There is undoubtedly element of catharsis in the sharing of highly personal stories. Research suggests that life writing (such as a diary) is deeply therapeutic – as touched upon in Susan Henke’s Shattered Subjects (2000), envisaging an audience as you engage in life writing may be as therapeutic as attending sessions with a therapist. Diarists talk about the idea of the implied audience, the imagined person reading our entries over our shoulders, encouraging us to work through our thoughts and feelings. But on social media the audience is very real, and can talk back – is this not amplified when sharing our stories, watching the likes, retweets and comments roll in? Does this public validation add to the power of the transferral process of what is, in essence, a sort of life writing? Or does it simply make it more fraught, more dangerous?
Social media is not always a positive thing for a writer.
Social media is not always a positive thing for a writer. For every writer who has achieved wider publishing success on the back of their social media following, there are writers who have alienated vast tracts of their readership with thoughtless posts. Joyce Carol Oates’ books have received both commercial success and critical acclaim, but many of her tweets have proven divisive on topics such as religion, Nazism and race. In the age of the screenshot, something inappropriate posted for only a few minutes has the capacity to not only be the opposite of therapeutic, but to both haunt the user and potentially change the trajectory of their career.

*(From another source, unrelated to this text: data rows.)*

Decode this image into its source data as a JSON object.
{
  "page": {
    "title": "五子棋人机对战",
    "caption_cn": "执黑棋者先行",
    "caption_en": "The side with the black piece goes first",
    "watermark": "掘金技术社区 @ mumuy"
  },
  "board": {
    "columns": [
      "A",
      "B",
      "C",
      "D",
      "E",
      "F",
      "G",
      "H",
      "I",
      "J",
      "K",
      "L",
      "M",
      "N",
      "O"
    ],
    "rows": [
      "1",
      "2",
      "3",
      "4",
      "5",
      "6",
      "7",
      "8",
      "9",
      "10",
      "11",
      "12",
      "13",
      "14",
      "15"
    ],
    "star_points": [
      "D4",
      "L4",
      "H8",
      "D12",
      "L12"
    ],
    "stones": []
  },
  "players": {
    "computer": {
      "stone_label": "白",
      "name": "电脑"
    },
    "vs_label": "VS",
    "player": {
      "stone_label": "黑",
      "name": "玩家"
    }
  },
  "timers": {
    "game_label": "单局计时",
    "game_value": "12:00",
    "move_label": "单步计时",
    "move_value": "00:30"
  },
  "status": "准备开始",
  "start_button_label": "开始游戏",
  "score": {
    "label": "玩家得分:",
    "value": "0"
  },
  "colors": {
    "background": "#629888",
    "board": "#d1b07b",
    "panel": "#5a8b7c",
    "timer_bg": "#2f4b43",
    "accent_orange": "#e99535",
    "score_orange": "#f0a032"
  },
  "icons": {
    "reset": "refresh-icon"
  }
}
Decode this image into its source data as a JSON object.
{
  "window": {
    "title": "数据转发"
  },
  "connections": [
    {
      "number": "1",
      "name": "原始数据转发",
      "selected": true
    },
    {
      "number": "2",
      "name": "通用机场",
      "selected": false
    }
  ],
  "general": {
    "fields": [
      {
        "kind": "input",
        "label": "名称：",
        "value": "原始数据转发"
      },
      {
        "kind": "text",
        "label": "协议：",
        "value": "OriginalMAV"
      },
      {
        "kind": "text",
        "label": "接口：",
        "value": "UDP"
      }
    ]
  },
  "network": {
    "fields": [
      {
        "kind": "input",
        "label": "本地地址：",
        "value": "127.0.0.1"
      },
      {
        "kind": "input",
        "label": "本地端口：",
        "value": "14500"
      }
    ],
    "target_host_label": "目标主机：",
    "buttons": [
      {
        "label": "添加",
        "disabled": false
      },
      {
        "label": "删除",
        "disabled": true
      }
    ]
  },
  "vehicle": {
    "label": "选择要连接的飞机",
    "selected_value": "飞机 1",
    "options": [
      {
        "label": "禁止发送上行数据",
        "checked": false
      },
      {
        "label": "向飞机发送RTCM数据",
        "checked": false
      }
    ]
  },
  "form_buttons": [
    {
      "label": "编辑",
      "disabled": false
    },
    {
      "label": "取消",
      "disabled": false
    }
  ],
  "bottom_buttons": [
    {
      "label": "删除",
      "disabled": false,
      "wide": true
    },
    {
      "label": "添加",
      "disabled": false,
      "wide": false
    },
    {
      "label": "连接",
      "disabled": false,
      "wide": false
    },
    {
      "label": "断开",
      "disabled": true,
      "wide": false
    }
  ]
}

Regardless of how much or little a writer divulges, or whether they attract adoration or ire, social media becomes a projection of the person it represents; a characterisation similar to that found in an autobiography, where the person chooses – for better or worse – how to portray themselves. It remains a fascinating mystery how one writer can decide to divulge so much and another writer so little. Their meanings, both intended and received, are subjective. And we are all, in the end, in charge of our own stories.